Elizabeth Jane Howard is the author of fourteen highly acclaimed novels, most recently Love All. The Cazalet Chronicles - The Light Years, Marking Time, Confusion and Casting Off - have become established as modern classics and were adapted for a major BBC television series. In 2002 Macmillan published her autobiography, Slipstream. In that same year she was awarded a CBE in the Queen's Birthday Honours List.
Readers of The Light Years , Howard's earlier novel about the numerous members of the upper-class Cazalet family, their servants, friends and relatives, will find satisfaction in this well-written sequel. In the summer of 1939, Britain has entered WW II, and the nine young Cazalet cousins are gathered for the duration under the rural Sussex roof of their grandparents, the indomitable Brig and his wife, Duchy. The appealing characters engage in a series of interrelated plots and subplots, and each family unit acts out a personal drama against the ever-present backdrop of the war. The children, especially the three older girls (from whose viewpoints much of the narrative is told), are particularly well defined; they are perceptive, funny and brave as they mark time toward adulthood, a state they long to achieve despite the obvious unhappiness and uncertainties of the adults around them. Momentous events may be occurring on a worldwide scale, but the Cazalets cling valiantly to a rigid daily routine and a stiff-upper-lip mentality. Whether describing the backbreaking labor required to run a large house during the war years or examining the feelings of a young girl's growing awareness of her father's infidelities, Howard captures the moment with penetrating accuracy. Perhaps the book has too many minor themes and characters, but the reader of multi-generational sagas will come away with a real knowledge of a particular time and place, and a desire to know what lies ahead for the Cazalets. (Aug.)

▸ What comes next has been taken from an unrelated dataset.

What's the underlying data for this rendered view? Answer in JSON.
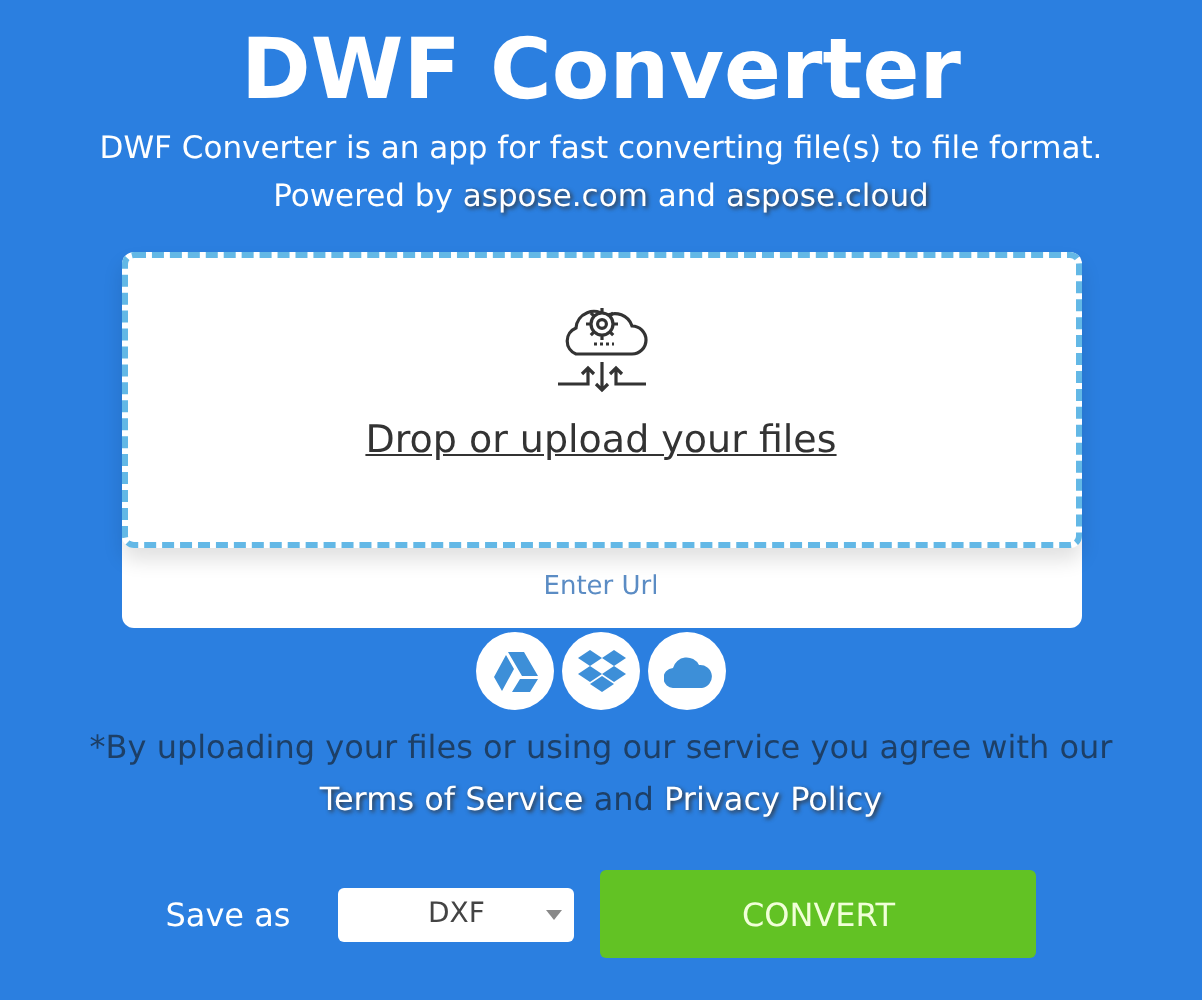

As this second volume of the ``Cazalet Chronicle'' (after The Light Years , LJ 8/1/90) opens in September 1939, the Cazalet family prepares for war. Three Cazalet cousins--Louise, Polly, and Clary--are so eager to shed the trappings of childhood that they view the war from a different perspective than their more experienced parents. Howard successfully presents these differing images in an atmosphere steeped in period detail, keeping the central focus on the young girls' frustrations and disappointments. Her saga offers an engrossing look at a unique period of history as experienced by a ``typical'' English middle-class family whose shared adventures are engaging, sometimes heroic, and always authentic. Recommended.-- Lydia Burruel Johnson, Mesa P.L., Ariz.